He may have harbored the dream, but no one was looking in Santa Cruz de Choluteca for the next Honduran star. First-division scouts bypassed the town entirely.

“There was one time that a gentleman who arrived in Santa Cruz from the capital Tegucigalpa offered to take me and my brothers to the big city to participate in a tournament when I was 12,” Najar said. “But when we got there, one of my brothers and I couldn’t play because we were over age. Only my youngest brother played.”

It was the only time he was able to get out of his village. That is, until his family picked up and left for the United States a year later.

The soccer he played in Virginia consisted of pick-up games with his father and his co-workers. And it was at one of those games that a local reporter — Colombian journalist Edgar Enciso, who did broadcast work for D.C. United — spotted Najar.

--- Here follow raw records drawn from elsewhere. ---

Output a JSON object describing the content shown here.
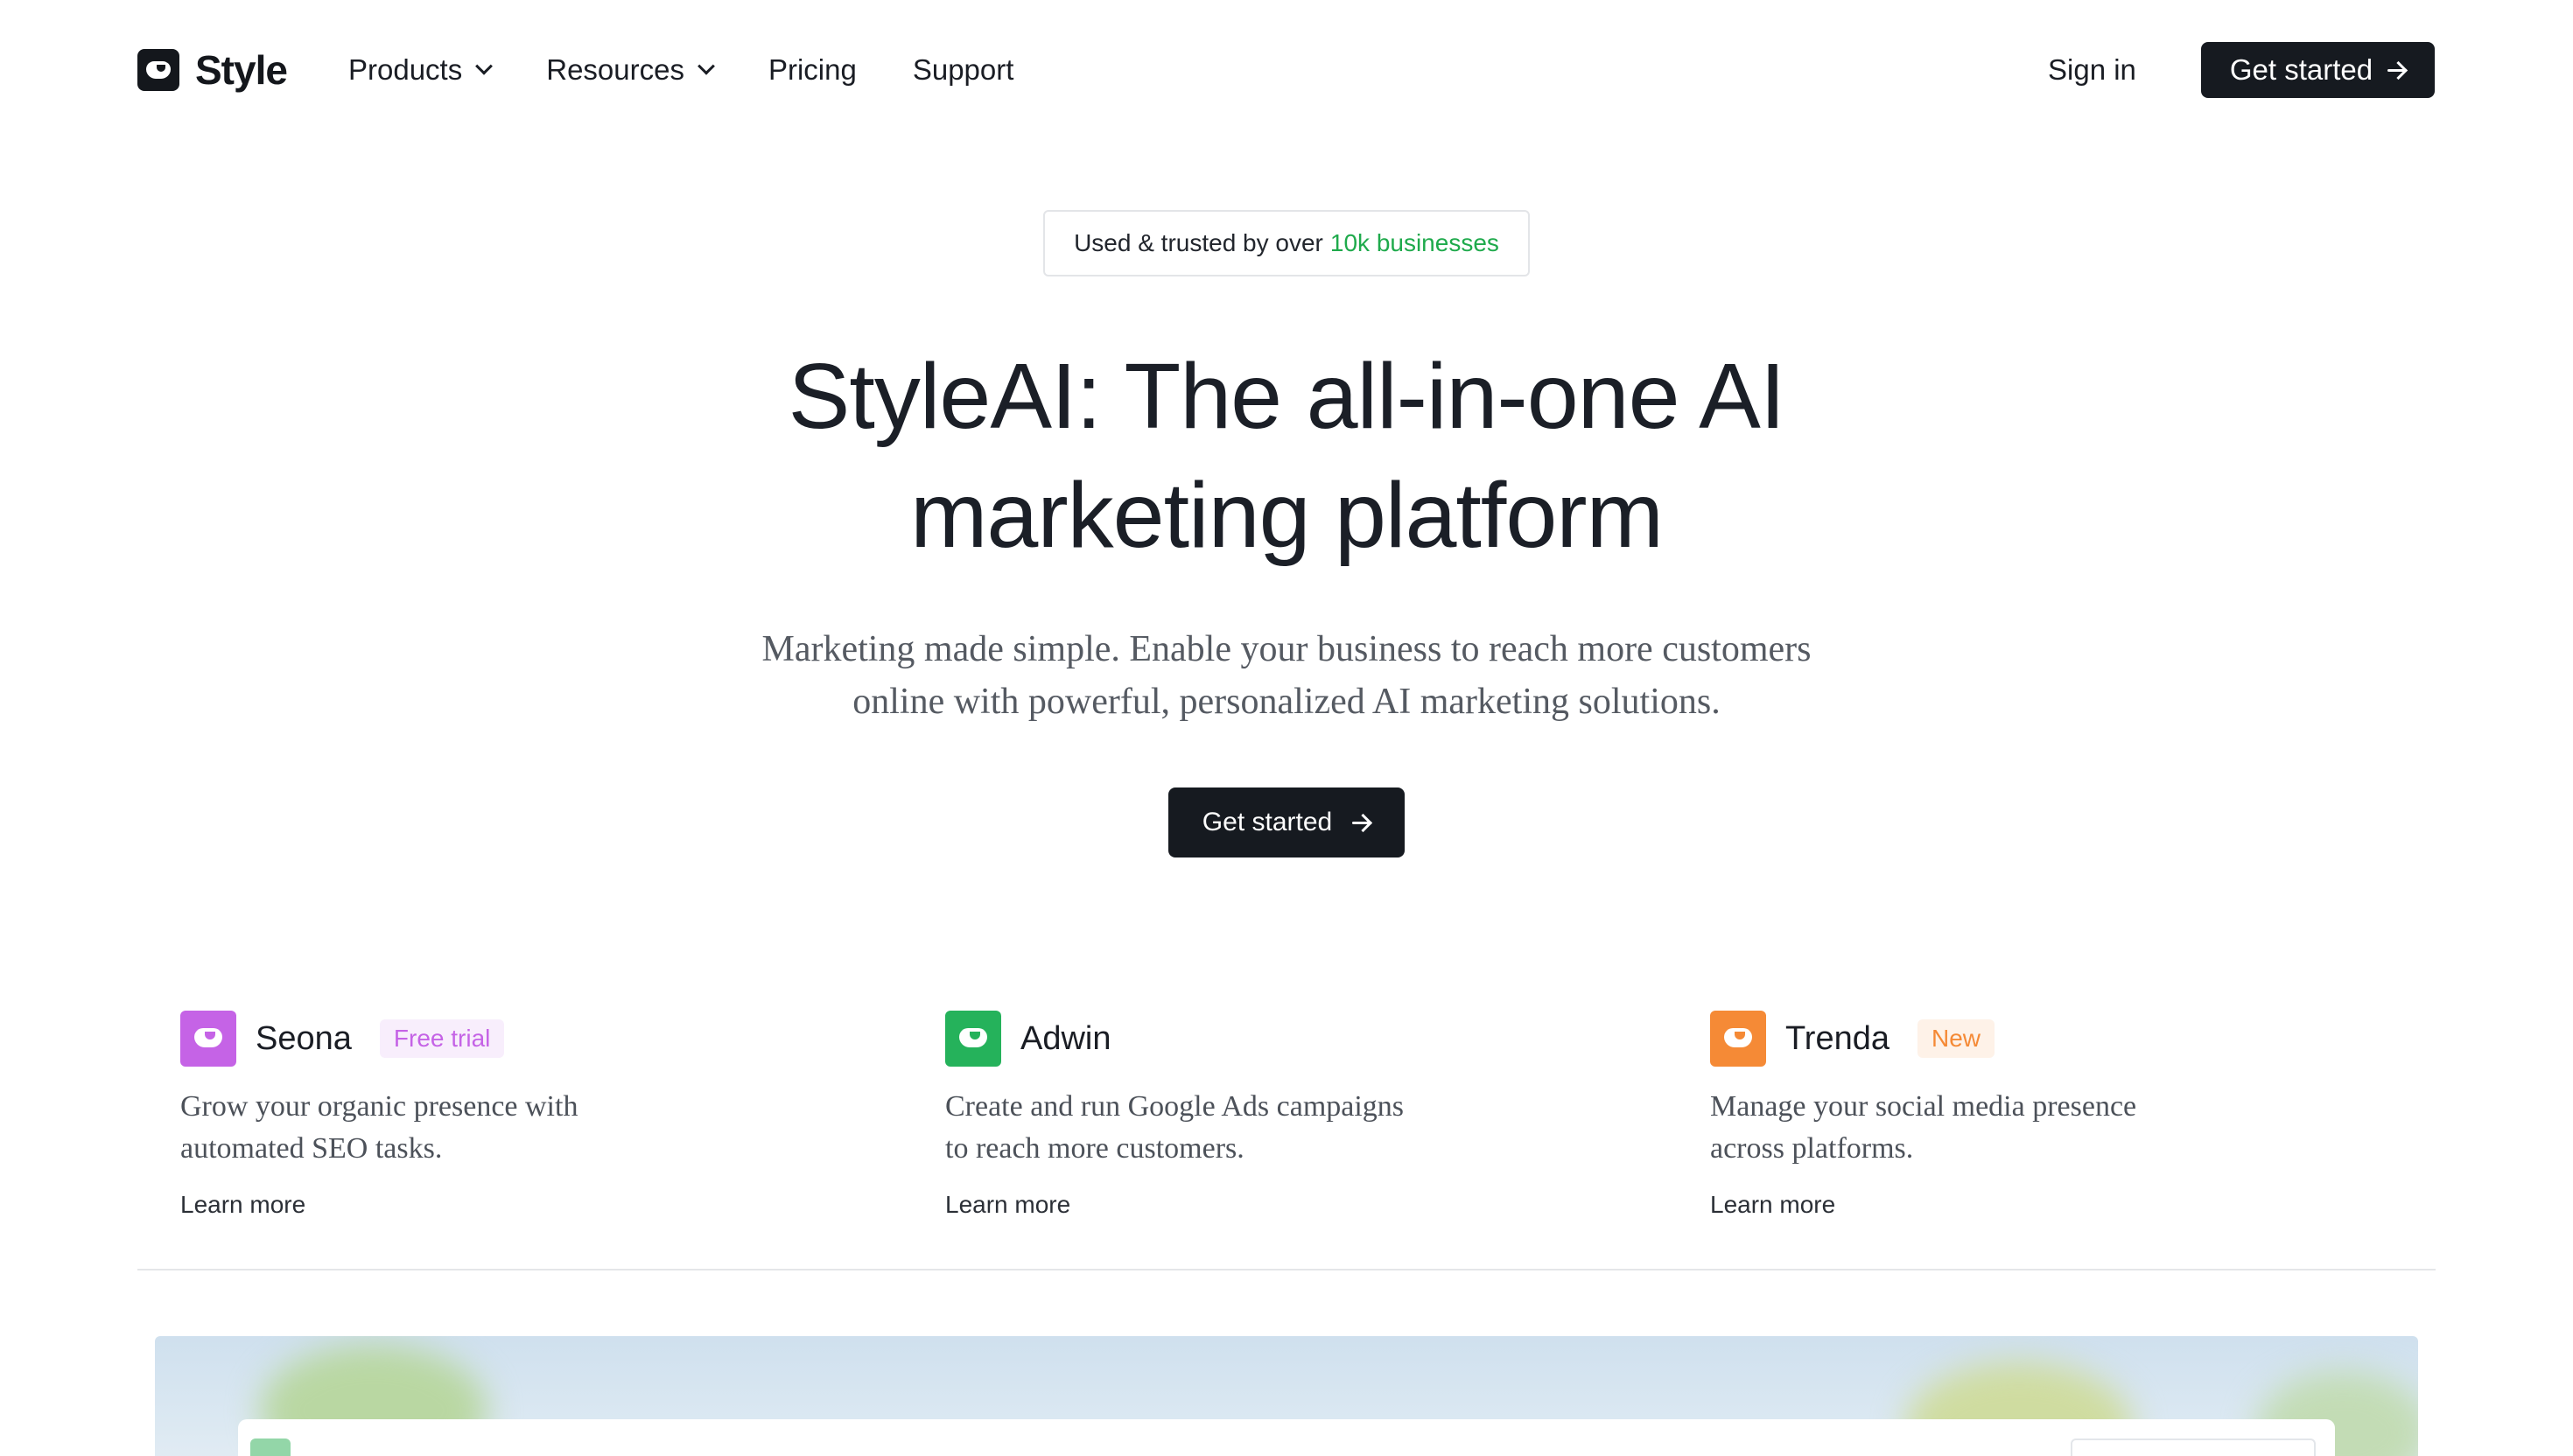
{
  "brand": {
    "name": "Style"
  },
  "nav": {
    "items": [
      {
        "label": "Products",
        "dropdown": true
      },
      {
        "label": "Resources",
        "dropdown": true
      },
      {
        "label": "Pricing",
        "dropdown": false
      },
      {
        "label": "Support",
        "dropdown": false
      }
    ],
    "signin_label": "Sign in",
    "cta_label": "Get started"
  },
  "hero": {
    "badge_prefix": "Used & trusted by over",
    "badge_highlight": "10k businesses",
    "title_line1": "StyleAI: The all-in-one AI",
    "title_line2": "marketing platform",
    "subtitle_line1": "Marketing made simple. Enable your business to reach more customers",
    "subtitle_line2": "online with powerful, personalized AI marketing solutions.",
    "cta_label": "Get started"
  },
  "products": [
    {
      "name": "Seona",
      "tag": "Free trial",
      "icon_color": "#c563e6",
      "tag_color": "#c563e6",
      "tag_bg": "#f8eefc",
      "desc_line1": "Grow your organic presence with",
      "desc_line2": "automated SEO tasks.",
      "link": "Learn more"
    },
    {
      "name": "Adwin",
      "tag": "",
      "icon_color": "#25b25b",
      "tag_color": "",
      "tag_bg": "",
      "desc_line1": "Create and run Google Ads campaigns",
      "desc_line2": "to reach more customers.",
      "link": "Learn more"
    },
    {
      "name": "Trenda",
      "tag": "New",
      "icon_color": "#f58a36",
      "tag_color": "#f58a36",
      "tag_bg": "#fef2e8",
      "desc_line1": "Manage your social media presence",
      "desc_line2": "across platforms.",
      "link": "Learn more"
    }
  ],
  "colors": {
    "primary_dark": "#161a20",
    "accent_green": "#1faa4c"
  }
}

Word got to United legend Marco Etcheverry, who was one of the coaches that oversaw the MLS club’s youth programs at the time, and he was the first coach to take a look at him. According to Enciso, Etcheverry said that Najar had “some exceptional qualities.”

And like that, things started falling perfectly for Najar.

A few months later, a 15-year-old Najar was called back to be part of the DC Under-16 side, which had just been established under another ex-MLS player, John Maessner. Najar went on to become one of the most heralded players in United’s academy program.

“Thank god I had the opportunity to be part of that tryout at 15, and I was lucky that D.C. United gave me the chance to stay with the Under-16 academy team,” Najar said.

He was a best XI selection in the 2009 US Soccer Development Academy and D.C. United’s Under-16 Player of the Year before they moved him up to the Under-18 squad, where he scored eight goals. It was not long before he was the highest-rated youth player in the country.

United moved quickly and signed him to a Generation adidas contract. After a single preseason with the club, he became a regular starter at 17, MLS Rookie of the Year and D.C. United Player of the Year. His standing hasn’t changed much in his sophomore season, except for the fact that he’s now been capped twice for the Honduran senior side.

Najar is the idol of the local Honduran fan base and one of the most talked about players back home. All in just five years. But he says the fame and honors have done little to change him.

“I’m still the same humble kid who came from Honduras,” he said.